(Click here for Tunaley Debtors, Insolvencies and Bankruptcies)
Court Cases 0f 1857
There were two Chancery court cases in 1857:
(1) Chancery: Tunaley vs Roch, April 27th 1857 (click here for details)
These two cases followed the Court Hearings of 1853-1855.
The issue in this first case was that, in her will, Constantia, the mother, left all her estate to daughter Constantia Maria, leaving out her two sons
Perhaps significantly, as far as the two sons were oncerned, the will was made out 16 May 1854, only a few days before Constantia died (Constantia buried
Duffield, 10 June 1854).
Prelude to the above case: Robert Tunaley, Constantia’s husband had died 1820 leaving a will that suggested or was interpreted as such by Constantia that
all his estate would go to Constantia on the proviso that the 3 children by Robert’s second marriage to Constantia survived beyond the age of 21 years.
This case (Tunaley vs. Roch) now a challenge to that will.
The final court judgement opposed Constantia's will and asserted that all property should be shared equally between Robert's 3 children. The judgement, based on
the will of Robert Tunaley (deceased husband of Constantia) concluded that Robert had effectively left his property in Constantia's trust for the three children
survival. As a result, property that consisted of 3 dwelling houses in Full Street (parish of all Saints) and one in the parish of St. Werburgh’s together with

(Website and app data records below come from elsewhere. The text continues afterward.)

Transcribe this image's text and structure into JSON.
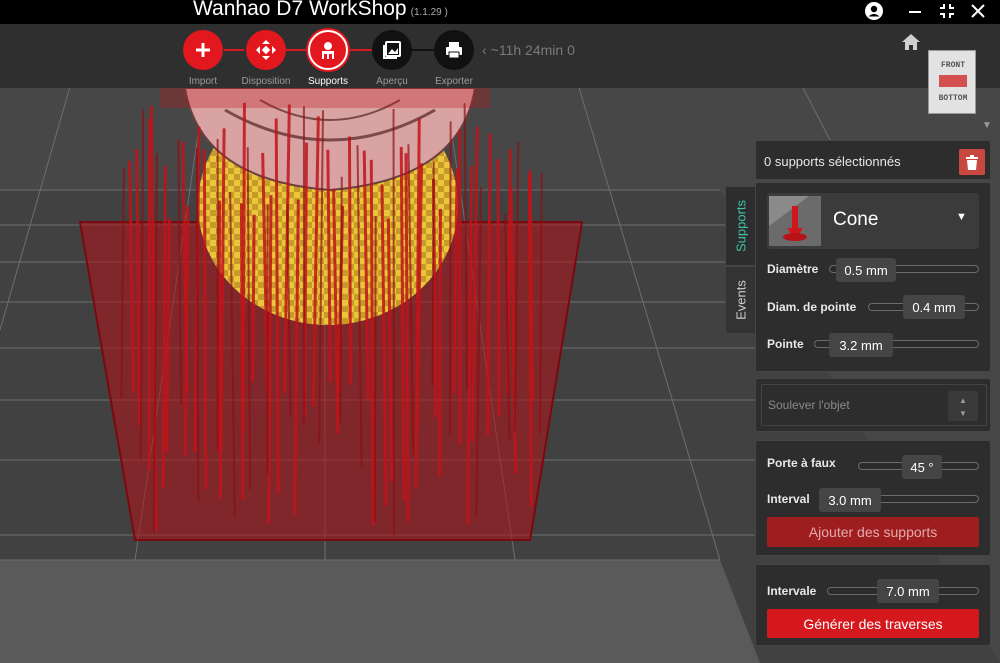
{
  "app": {
    "title": "Wanhao D7 WorkShop",
    "version": "(1.1.29 )"
  },
  "window_controls": [
    "user-icon",
    "minimize-icon",
    "exit-fullscreen-icon",
    "close-icon"
  ],
  "steps": [
    {
      "label": "Import",
      "icon": "plus-icon",
      "color": "#e3171e",
      "state": "done"
    },
    {
      "label": "Disposition",
      "icon": "move-arrows-icon",
      "color": "#e3171e",
      "state": "done"
    },
    {
      "label": "Supports",
      "icon": "supports-icon",
      "color": "#e3171e",
      "state": "active"
    },
    {
      "label": "Aperçu",
      "icon": "image-icon",
      "color": "#111111",
      "state": "pending"
    },
    {
      "label": "Exporter",
      "icon": "printer-icon",
      "color": "#111111",
      "state": "pending"
    }
  ],
  "time_estimate": "~11h 24min 0",
  "view_cube": {
    "front": "FRONT",
    "bottom": "BOTTOM"
  },
  "tabs": {
    "supports": "Supports",
    "events": "Events"
  },
  "supports_panel": {
    "selected_count": "0 supports sélectionnés",
    "support_type": "Cone",
    "diameter": {
      "label": "Diamètre",
      "value": "0.5 mm"
    },
    "tip_diameter": {
      "label": "Diam. de pointe",
      "value": "0.4 mm"
    },
    "tip": {
      "label": "Pointe",
      "value": "3.2 mm"
    }
  },
  "lift_panel": {
    "label": "Soulever l'objet"
  },
  "overhang_panel": {
    "overhang": {
      "label": "Porte à faux",
      "value": "45 °"
    },
    "interval": {
      "label": "Interval",
      "value": "3.0 mm"
    },
    "add_button": "Ajouter des supports"
  },
  "braces_panel": {
    "interval": {
      "label": "Intervale",
      "value": "7.0 mm"
    },
    "generate_button": "Générer des traverses"
  },
  "colors": {
    "accent": "#e3171e",
    "accent_dim": "#9e1e20",
    "tab_active": "#3cc6a4",
    "panel_bg": "#2d2d2d"
  }
}
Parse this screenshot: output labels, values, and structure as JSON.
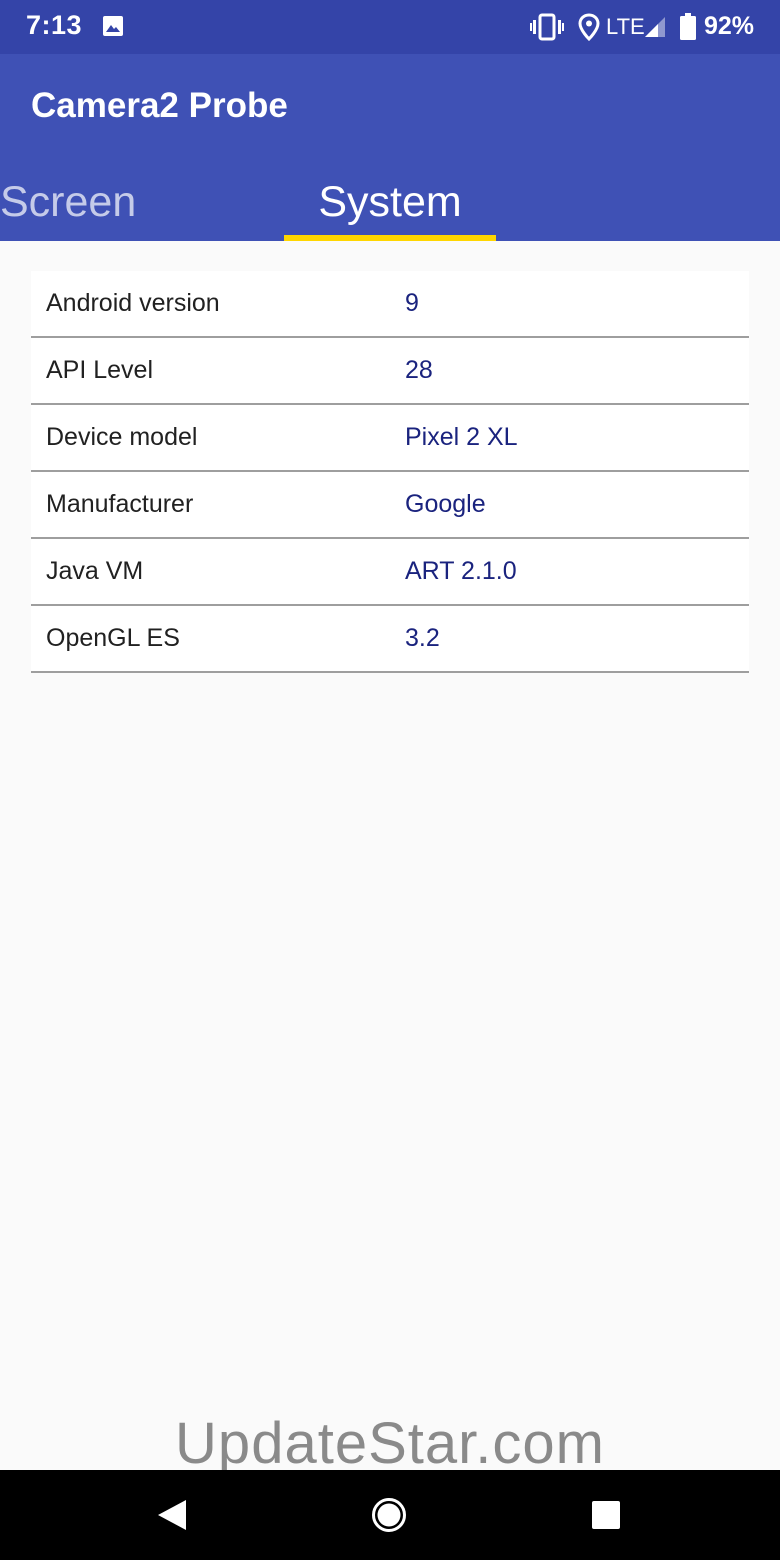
{
  "status_bar": {
    "time": "7:13",
    "network": "LTE",
    "battery": "92%",
    "icons": [
      "photo-icon",
      "vibrate-icon",
      "location-icon",
      "signal-icon",
      "battery-icon"
    ]
  },
  "app": {
    "title": "Camera2 Probe",
    "tabs": [
      {
        "label": "Screen",
        "selected": false
      },
      {
        "label": "System",
        "selected": true
      }
    ]
  },
  "system_info": {
    "rows": [
      {
        "label": "Android version",
        "value": "9"
      },
      {
        "label": "API Level",
        "value": "28"
      },
      {
        "label": "Device model",
        "value": "Pixel 2 XL"
      },
      {
        "label": "Manufacturer",
        "value": "Google"
      },
      {
        "label": "Java VM",
        "value": "ART 2.1.0"
      },
      {
        "label": "OpenGL ES",
        "value": "3.2"
      }
    ]
  },
  "watermark": "UpdateStar.com",
  "nav_bar": {
    "icons": [
      "back-icon",
      "home-icon",
      "recents-icon"
    ]
  },
  "colors": {
    "status_bar": "#3444a8",
    "app_bar": "#3f51b5",
    "tab_indicator": "#ffd600",
    "value_text": "#1a237e",
    "background": "#fafafa"
  }
}
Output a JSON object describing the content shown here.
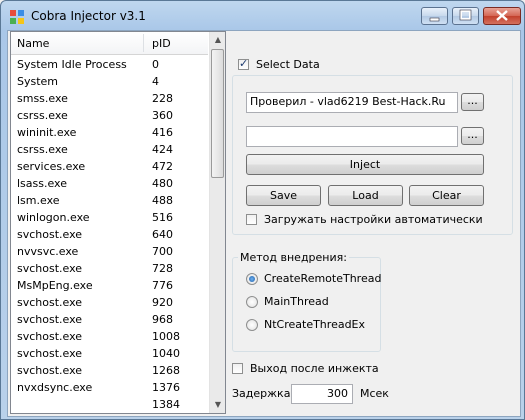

all outbuildings was to be split equally between Constantia Maria Roch, who by then was a widow, and Robert’s two other children.
(2) The following case of August 5th 1857 was a sequel to the case of April 27th 1857
"Chancery: Tunaley vs Roch and Tunaley, August 5th 1857"
(click here for full details of the case as published in the London Gazette August 7th 1857
Thomas Snape Tunaley died 17th April, 1855, Wigginton, Tamworth (cause of death pulmonary phthisis (a form of T.B.), leaving widow Catharine and
young daughter Kathleen Constantia Tunaley, born 1852.
The Will of Thomas Snape Tunaley
Thomas's will (click here) was signed and witnessed on the day of his death. He left an estate valued at £1500 to his wife for the term of her natural life, after
which, acording to the will, it was to be passed on to daughter Kathleen Constantia Tunaley.
One of several problems was that the late Robert Tunaley's estate was tied up in property and, in accordance with the first Chancery hearing, was
to be shared in equal amounts between the various beneficiaries. And thus any sale would have required the agreement of all joint owners or, as the case may
have been, "tenants in common" (persons each owning a share of the property).
This Act of 1856 allowed the Chancery to overide common law and provide special dispensation as in cases such as this where the estate had already
been settled following the first Chancery hearing but where there remained a problem involving the distribution of the estate and any children of the
The outcome of the two cases was that Thomas Snape’s will was accepted by the Court with permission given for the sale of the properties.
Catherine was confirmed as executor of husband Thomas’s third share of the estate with proceeds to go into trust for the benefit of Kathleen.
(Copy of original Will document kindly provided by Dr. Jane Holmes)